▸ **Task prompt**
Could you give back every record below exactly, leaving out the pictures?

==========

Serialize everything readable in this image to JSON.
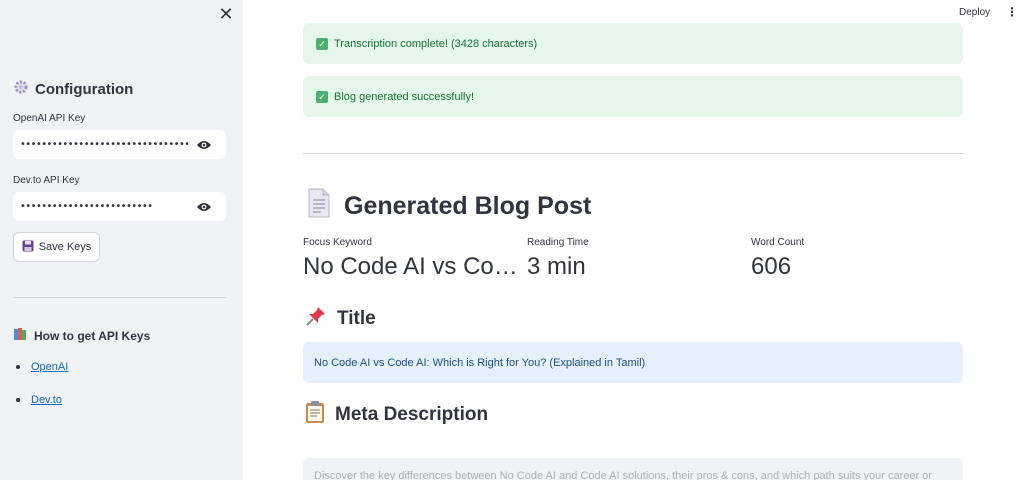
{
  "sidebar": {
    "close_icon": "close-icon",
    "config_heading": "Configuration",
    "config_icon": "gear-icon",
    "openai_label": "OpenAI API Key",
    "openai_value": "••••••••••••••••••••••••••••••••••••••••••••••••••",
    "devto_label": "Dev.to API Key",
    "devto_value": "•••••••••••••••••••••••••",
    "save_label": "Save Keys",
    "save_icon": "floppy-disk-icon",
    "howto_heading": "How to get API Keys",
    "howto_icon": "books-icon",
    "links": [
      {
        "label": "OpenAI"
      },
      {
        "label": "Dev.to"
      }
    ]
  },
  "header": {
    "deploy_label": "Deploy",
    "menu_icon": "kebab-menu-icon"
  },
  "main": {
    "alerts": [
      {
        "text": "Transcription complete! (3428 characters)"
      },
      {
        "text": "Blog generated successfully!"
      }
    ],
    "blog_heading": "Generated Blog Post",
    "blog_icon": "document-icon",
    "metrics": [
      {
        "label": "Focus Keyword",
        "value": "No Code AI vs Co…"
      },
      {
        "label": "Reading Time",
        "value": "3 min"
      },
      {
        "label": "Word Count",
        "value": "606"
      }
    ],
    "title_heading": "Title",
    "title_icon": "pushpin-icon",
    "title_value": "No Code AI vs Code AI: Which is Right for You? (Explained in Tamil)",
    "meta_heading": "Meta Description",
    "meta_icon": "clipboard-icon",
    "meta_value": "Discover the key differences between No Code AI and Code AI solutions, their pros & cons, and which path suits your career or"
  },
  "colors": {
    "sidebar_bg": "#f0f2f6",
    "success_bg": "#e4f7ea",
    "success_text": "#177233",
    "info_bg": "#e6f0fb",
    "info_text": "#1c4f85",
    "link": "#0f6bbf"
  }
}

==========

▸ **Answer for this exercise**
Serialize everything readable in this image to JSON.
{
  "sidebar": {
    "close_icon": "close-icon",
    "config_heading": "Configuration",
    "config_icon": "gear-icon",
    "openai_label": "OpenAI API Key",
    "openai_value": "••••••••••••••••••••••••••••••••••••••••••••••••••",
    "devto_label": "Dev.to API Key",
    "devto_value": "•••••••••••••••••••••••••",
    "save_label": "Save Keys",
    "save_icon": "floppy-disk-icon",
    "howto_heading": "How to get API Keys",
    "howto_icon": "books-icon",
    "links": [
      {
        "label": "OpenAI"
      },
      {
        "label": "Dev.to"
      }
    ]
  },
  "header": {
    "deploy_label": "Deploy",
    "menu_icon": "kebab-menu-icon"
  },
  "main": {
    "alerts": [
      {
        "text": "Transcription complete! (3428 characters)"
      },
      {
        "text": "Blog generated successfully!"
      }
    ],
    "blog_heading": "Generated Blog Post",
    "blog_icon": "document-icon",
    "metrics": [
      {
        "label": "Focus Keyword",
        "value": "No Code AI vs Co…"
      },
      {
        "label": "Reading Time",
        "value": "3 min"
      },
      {
        "label": "Word Count",
        "value": "606"
      }
    ],
    "title_heading": "Title",
    "title_icon": "pushpin-icon",
    "title_value": "No Code AI vs Code AI: Which is Right for You? (Explained in Tamil)",
    "meta_heading": "Meta Description",
    "meta_icon": "clipboard-icon",
    "meta_value": "Discover the key differences between No Code AI and Code AI solutions, their pros & cons, and which path suits your career or"
  },
  "colors": {
    "sidebar_bg": "#f0f2f6",
    "success_bg": "#e4f7ea",
    "success_text": "#177233",
    "info_bg": "#e6f0fb",
    "info_text": "#1c4f85",
    "link": "#0f6bbf"
  }
}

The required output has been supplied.